From parking lots to wetslums
The American institute of architects, Eileen Allaverdian-Orumie, Apr 2013
Blue and orange, and then some more orange. For the past seven-and-a-half years, these two colors have symbolized the two universities that I attended, the University of Toronto and Syracuse University, while studying architecture. Today, I am an intern architect in the “orange nation” of the Netherlands.
At the University of Toronto, I learned to see through the eyes of a contemporary, provocative architect. Most, if not all, undergraduate architecture programs in Canada today are not professional programs in themselves but stepping stones of rigorous training for graduate studies in architecture. I decided to venture all the way down “south” (for a Canadian) to upstate New York where I completed a Master’s degree in Architecture at Syracuse University. There, I saw provocative architecture take form, and most importantly, I learned to find potential and relevance in the ordinary, and that architecture is found outside of the way things appear.

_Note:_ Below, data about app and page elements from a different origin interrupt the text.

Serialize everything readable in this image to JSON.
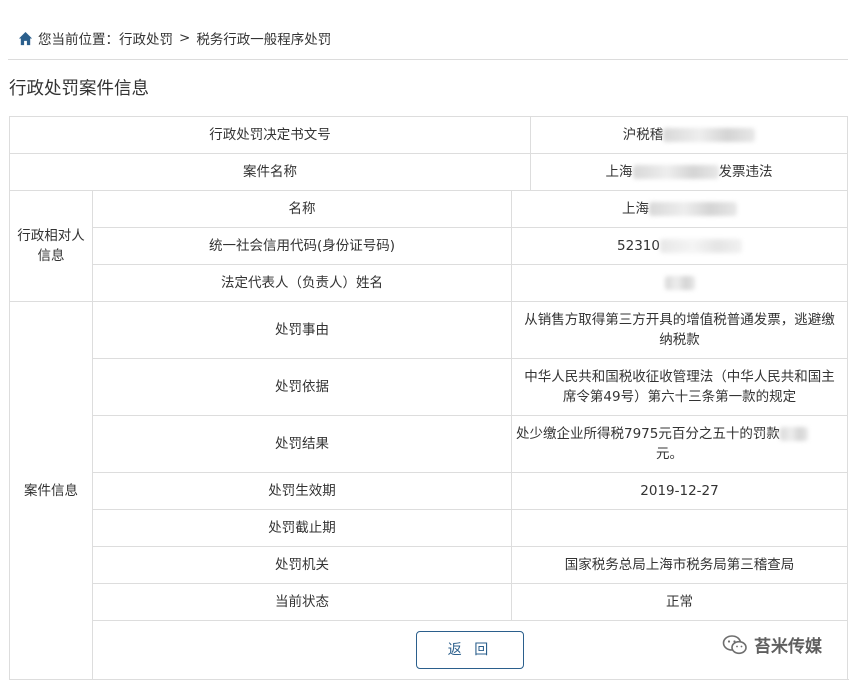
{
  "breadcrumb": {
    "prefix": "您当前位置：",
    "level1": "行政处罚",
    "separator": ">",
    "level2": "税务行政一般程序处罚"
  },
  "page_title": "行政处罚案件信息",
  "rows": {
    "decision_no": {
      "label": "行政处罚决定书文号",
      "value": "沪税稽"
    },
    "case_name": {
      "label": "案件名称",
      "value_prefix": "上海",
      "value_suffix": "发票违法"
    },
    "party_group": "行政相对人信息",
    "party_name": {
      "label": "名称",
      "value": "上海"
    },
    "credit_code": {
      "label": "统一社会信用代码(身份证号码)",
      "value": "52310"
    },
    "legal_rep": {
      "label": "法定代表人（负责人）姓名",
      "value": ""
    },
    "case_group": "案件信息",
    "reason": {
      "label": "处罚事由",
      "value": "从销售方取得第三方开具的增值税普通发票，逃避缴纳税款"
    },
    "basis": {
      "label": "处罚依据",
      "value": "中华人民共和国税收征收管理法（中华人民共和国主席令第49号）第六十三条第一款的规定"
    },
    "result": {
      "label": "处罚结果",
      "value": "处少缴企业所得税7975元百分之五十的罚款",
      "value_end": "元。"
    },
    "effective_date": {
      "label": "处罚生效期",
      "value": "2019-12-27"
    },
    "end_date": {
      "label": "处罚截止期",
      "value": ""
    },
    "authority": {
      "label": "处罚机关",
      "value": "国家税务总局上海市税务局第三稽查局"
    },
    "status": {
      "label": "当前状态",
      "value": "正常"
    }
  },
  "back_button": "返 回",
  "watermark": "苔米传媒",
  "colors": {
    "accent": "#2b5f8c",
    "border": "#dddddd",
    "text": "#333333"
  }
}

This eventually led to my thesis: Good Things Happen in Parking Lots, where I proposed to redesign the typology of the parking lot into a flexible public space, which could transform into unexpected functions when not in use. I see potential in the banal and overly pervasive infrastructure of the parking lot. Its simple poles, flat ground, and spray paint lines can be imagined to generate a malleable public space.
Think of all the empty parking lots in cities, often near stadiums and exhibition centers that are prime real estate, but underused. By introducing new elements like audiovisual equipment or lights that can easily slide vertically on poles, screens that can span across poles, embedded tent structures, and storage bins for rolled surfaces like turf or water storage that can make ice for skating rinks, ordinary parking lots can become vibrant public spaces.
At Syracuse University, I also assisted teaching freshman history, theory, and in my final year, design. I enjoyed getting to know a large number of designs at a time while being a student myself. In critiquing others’ work, I was also able to critique my own, while feeling like I was getting a break from it. I am grateful for the opportunity to teach at Syracuse, and hope to be in a position to teach again one day.
Two years ago, through Syracuse University Study Abroad Programs, which has one of, if not the best, study abroad options in the US, I spent some time in The Netherlands. Although positions are scarce today for young architects in The Netherlands, the opportunities still remain unique.
For the past months I have been working at Waterstudio, a firm led by Koen Olthuis, that designs and builds architecture on water. What attracted me to this studio was how uniquely Dutch their design ethos was and how the firm is based on a concept and vision that is actually similar to my own. Although as a Torontonian I have never thought to design floating buildings, I was drawn to Waterstudio because I think they see water the way I see parking lots, as something underused that has an untapped potential for improving city life.
Floating architecture can not only combat rising water levels. What I find particularly fascinating is the possibilities for flexibility and planning for change. Floating architecture can be transported as functions become obsolete. The firm is working on building a floating, movable platform for a wetslum in Bangladesh. Interestingly enough, there are plans for Waterstudio to design a floating complex for Oswego, New York, near my alma matter.
Needless to say, the learning experience I have found in the Netherlands is unique and I have significantly grown a designer in the past two months. As an emerging architect, the discipline has challenged me for the past eight years and is surely continuing to do so.
The possible applications of international internship experiences open the door for many opportunities. This is the great thing about being an architect: you don’t know where it will lead you. There are so many venues to explore, like public spaces in dead infrastructures or floating buildings, but as long as you open your eyes to see great things, you can only go great places